### What you will do
Review the material and extract every line in which the word "Requests" occurs.
"""
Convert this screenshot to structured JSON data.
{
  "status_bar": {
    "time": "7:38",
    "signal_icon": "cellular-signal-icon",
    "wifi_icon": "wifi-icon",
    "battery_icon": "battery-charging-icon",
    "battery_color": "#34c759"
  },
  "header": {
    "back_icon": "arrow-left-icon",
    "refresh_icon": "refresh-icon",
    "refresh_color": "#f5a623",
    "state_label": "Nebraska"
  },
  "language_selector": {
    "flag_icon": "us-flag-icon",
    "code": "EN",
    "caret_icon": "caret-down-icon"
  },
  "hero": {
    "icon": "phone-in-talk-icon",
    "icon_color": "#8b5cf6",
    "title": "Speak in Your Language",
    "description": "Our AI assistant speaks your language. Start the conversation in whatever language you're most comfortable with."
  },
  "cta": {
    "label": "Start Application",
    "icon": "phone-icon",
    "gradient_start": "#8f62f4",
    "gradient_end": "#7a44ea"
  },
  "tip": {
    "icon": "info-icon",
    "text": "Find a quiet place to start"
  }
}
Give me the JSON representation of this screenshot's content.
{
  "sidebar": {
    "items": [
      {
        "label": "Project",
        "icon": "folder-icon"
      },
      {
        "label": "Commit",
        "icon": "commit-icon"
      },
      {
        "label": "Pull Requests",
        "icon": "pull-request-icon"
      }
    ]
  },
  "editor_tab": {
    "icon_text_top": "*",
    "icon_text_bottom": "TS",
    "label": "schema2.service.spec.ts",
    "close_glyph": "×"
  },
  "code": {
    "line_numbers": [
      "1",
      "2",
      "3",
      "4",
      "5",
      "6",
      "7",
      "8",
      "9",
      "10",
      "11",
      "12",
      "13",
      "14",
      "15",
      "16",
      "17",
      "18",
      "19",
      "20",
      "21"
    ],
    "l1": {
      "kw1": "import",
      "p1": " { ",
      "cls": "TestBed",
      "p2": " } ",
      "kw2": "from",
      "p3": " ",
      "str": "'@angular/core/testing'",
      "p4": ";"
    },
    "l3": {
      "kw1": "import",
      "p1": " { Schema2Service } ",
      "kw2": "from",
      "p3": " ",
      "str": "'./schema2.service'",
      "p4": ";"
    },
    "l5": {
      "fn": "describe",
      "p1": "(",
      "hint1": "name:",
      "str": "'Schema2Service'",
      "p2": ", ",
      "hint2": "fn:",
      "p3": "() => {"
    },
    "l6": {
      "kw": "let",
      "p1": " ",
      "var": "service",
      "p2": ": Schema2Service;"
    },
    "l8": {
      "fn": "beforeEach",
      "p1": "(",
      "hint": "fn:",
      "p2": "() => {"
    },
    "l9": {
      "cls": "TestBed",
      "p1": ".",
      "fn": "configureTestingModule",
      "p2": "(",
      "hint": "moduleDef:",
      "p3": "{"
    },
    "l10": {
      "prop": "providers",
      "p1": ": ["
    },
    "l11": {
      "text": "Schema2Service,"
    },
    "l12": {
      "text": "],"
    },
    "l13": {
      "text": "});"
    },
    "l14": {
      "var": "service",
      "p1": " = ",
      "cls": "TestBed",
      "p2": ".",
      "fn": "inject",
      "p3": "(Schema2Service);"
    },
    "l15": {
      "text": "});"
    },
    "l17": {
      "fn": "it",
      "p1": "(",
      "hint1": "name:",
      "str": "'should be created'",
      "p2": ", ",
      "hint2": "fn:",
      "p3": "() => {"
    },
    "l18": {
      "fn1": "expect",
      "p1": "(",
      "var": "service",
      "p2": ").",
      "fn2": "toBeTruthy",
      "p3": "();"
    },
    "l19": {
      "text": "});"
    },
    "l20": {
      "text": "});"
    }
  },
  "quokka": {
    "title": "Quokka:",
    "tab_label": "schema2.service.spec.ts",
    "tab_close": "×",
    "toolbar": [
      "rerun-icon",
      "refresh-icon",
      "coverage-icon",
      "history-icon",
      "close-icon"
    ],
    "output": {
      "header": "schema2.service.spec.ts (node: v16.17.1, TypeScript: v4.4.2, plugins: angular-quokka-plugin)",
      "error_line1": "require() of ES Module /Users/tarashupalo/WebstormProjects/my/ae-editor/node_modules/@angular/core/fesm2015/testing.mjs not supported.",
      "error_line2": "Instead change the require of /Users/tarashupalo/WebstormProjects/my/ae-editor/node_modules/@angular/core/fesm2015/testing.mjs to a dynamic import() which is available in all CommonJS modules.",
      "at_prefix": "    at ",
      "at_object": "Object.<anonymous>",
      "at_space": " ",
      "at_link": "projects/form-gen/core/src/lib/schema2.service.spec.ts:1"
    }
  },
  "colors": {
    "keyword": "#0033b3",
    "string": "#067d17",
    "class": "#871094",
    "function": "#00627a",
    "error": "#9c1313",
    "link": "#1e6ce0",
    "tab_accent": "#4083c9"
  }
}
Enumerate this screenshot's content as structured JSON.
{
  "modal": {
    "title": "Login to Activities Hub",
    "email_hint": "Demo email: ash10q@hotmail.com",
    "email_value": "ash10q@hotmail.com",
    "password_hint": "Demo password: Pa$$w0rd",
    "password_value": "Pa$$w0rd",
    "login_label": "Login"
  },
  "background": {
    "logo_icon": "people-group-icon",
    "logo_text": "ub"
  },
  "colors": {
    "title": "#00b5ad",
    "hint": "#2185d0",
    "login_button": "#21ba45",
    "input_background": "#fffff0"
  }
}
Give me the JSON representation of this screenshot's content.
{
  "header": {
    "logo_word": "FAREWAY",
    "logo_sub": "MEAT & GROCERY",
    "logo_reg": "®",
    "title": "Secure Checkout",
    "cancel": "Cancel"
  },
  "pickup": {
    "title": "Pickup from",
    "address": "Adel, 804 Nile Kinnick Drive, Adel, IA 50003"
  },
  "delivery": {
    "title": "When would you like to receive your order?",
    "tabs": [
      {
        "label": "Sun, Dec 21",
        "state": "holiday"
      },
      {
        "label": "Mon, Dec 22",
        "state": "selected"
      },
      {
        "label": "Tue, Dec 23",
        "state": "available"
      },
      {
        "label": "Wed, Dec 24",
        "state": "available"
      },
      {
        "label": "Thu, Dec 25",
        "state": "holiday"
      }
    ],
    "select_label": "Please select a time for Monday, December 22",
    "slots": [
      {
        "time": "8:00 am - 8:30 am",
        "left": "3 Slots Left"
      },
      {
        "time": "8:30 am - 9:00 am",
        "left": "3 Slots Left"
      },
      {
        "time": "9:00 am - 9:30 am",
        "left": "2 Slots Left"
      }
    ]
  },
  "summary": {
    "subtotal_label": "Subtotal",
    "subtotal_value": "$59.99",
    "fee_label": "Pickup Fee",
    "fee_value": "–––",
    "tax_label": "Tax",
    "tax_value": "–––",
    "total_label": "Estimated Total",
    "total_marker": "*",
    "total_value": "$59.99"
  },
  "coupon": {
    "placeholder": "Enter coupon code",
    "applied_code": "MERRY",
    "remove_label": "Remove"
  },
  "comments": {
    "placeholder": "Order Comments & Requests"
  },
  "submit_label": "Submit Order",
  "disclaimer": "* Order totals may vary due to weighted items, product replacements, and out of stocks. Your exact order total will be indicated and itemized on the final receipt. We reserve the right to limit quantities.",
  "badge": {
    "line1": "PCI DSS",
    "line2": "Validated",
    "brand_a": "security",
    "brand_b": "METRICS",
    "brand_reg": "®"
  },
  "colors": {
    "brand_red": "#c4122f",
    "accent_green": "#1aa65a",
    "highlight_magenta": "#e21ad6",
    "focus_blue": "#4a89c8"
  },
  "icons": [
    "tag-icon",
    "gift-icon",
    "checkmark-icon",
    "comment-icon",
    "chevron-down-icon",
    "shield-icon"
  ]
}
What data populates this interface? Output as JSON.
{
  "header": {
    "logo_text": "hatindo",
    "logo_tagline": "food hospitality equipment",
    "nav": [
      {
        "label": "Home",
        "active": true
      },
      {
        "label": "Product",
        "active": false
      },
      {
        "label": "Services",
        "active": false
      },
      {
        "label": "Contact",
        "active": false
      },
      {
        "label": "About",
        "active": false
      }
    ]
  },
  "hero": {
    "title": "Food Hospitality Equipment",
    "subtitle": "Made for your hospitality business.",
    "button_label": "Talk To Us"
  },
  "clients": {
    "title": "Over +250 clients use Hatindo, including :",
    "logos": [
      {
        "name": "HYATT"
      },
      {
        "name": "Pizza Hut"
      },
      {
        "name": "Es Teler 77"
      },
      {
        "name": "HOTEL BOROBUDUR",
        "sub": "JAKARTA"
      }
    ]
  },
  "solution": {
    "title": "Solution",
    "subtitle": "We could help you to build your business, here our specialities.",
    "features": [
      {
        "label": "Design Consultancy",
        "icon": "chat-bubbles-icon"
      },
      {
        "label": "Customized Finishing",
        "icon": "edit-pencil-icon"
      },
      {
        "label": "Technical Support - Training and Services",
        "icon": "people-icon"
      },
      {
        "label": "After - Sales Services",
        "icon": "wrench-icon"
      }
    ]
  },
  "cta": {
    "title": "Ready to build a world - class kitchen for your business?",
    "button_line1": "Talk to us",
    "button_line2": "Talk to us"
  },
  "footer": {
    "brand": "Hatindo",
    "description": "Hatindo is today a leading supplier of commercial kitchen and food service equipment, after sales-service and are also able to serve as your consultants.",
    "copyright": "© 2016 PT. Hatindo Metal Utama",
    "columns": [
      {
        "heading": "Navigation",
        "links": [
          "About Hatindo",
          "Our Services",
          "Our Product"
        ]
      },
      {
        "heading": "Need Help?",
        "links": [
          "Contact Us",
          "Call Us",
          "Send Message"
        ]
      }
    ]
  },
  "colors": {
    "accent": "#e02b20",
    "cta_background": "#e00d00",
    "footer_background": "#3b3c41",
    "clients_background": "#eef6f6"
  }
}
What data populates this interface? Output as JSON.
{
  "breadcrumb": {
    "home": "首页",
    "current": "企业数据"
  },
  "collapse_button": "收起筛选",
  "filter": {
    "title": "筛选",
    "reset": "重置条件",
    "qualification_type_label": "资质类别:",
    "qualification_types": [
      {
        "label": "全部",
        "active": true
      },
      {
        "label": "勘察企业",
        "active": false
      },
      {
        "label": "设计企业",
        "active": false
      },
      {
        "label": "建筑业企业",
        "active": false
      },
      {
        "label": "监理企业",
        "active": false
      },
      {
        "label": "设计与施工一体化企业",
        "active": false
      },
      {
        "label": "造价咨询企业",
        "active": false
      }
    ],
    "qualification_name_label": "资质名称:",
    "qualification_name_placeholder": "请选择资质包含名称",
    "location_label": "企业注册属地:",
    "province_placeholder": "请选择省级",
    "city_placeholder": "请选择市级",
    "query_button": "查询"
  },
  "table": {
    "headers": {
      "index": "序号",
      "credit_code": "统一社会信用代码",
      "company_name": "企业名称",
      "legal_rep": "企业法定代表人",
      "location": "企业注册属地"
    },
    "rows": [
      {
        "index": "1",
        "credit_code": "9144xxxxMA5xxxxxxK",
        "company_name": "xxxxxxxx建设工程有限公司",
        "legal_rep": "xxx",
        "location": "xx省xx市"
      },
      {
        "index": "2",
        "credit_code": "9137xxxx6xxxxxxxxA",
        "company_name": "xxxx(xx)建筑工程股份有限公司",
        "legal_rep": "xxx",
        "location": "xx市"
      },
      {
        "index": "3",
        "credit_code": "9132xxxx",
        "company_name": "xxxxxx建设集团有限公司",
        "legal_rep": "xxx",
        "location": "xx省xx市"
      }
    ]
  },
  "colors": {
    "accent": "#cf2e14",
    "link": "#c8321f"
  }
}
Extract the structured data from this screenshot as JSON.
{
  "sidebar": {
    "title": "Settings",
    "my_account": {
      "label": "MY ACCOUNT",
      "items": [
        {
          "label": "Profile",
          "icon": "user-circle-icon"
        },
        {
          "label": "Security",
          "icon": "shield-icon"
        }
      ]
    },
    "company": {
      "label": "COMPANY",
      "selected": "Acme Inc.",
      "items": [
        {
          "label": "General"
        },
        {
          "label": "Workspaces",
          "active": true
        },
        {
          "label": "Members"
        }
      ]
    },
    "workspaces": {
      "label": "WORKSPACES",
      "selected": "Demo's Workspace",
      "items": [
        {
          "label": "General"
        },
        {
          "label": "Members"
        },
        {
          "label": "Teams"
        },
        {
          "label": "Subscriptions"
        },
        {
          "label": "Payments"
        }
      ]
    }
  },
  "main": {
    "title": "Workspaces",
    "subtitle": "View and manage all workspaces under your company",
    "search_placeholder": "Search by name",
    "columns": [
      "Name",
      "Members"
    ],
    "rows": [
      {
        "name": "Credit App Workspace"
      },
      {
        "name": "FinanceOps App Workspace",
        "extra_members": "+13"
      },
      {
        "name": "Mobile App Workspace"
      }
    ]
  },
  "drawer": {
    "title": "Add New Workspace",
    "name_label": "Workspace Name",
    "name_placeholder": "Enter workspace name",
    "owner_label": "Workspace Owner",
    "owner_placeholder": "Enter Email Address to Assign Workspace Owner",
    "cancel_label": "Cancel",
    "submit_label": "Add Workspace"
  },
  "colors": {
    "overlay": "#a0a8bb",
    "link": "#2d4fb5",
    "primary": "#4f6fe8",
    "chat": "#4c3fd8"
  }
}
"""
### Solution
        "label": "Pull Requests",
    "placeholder": "Order Comments & Requests"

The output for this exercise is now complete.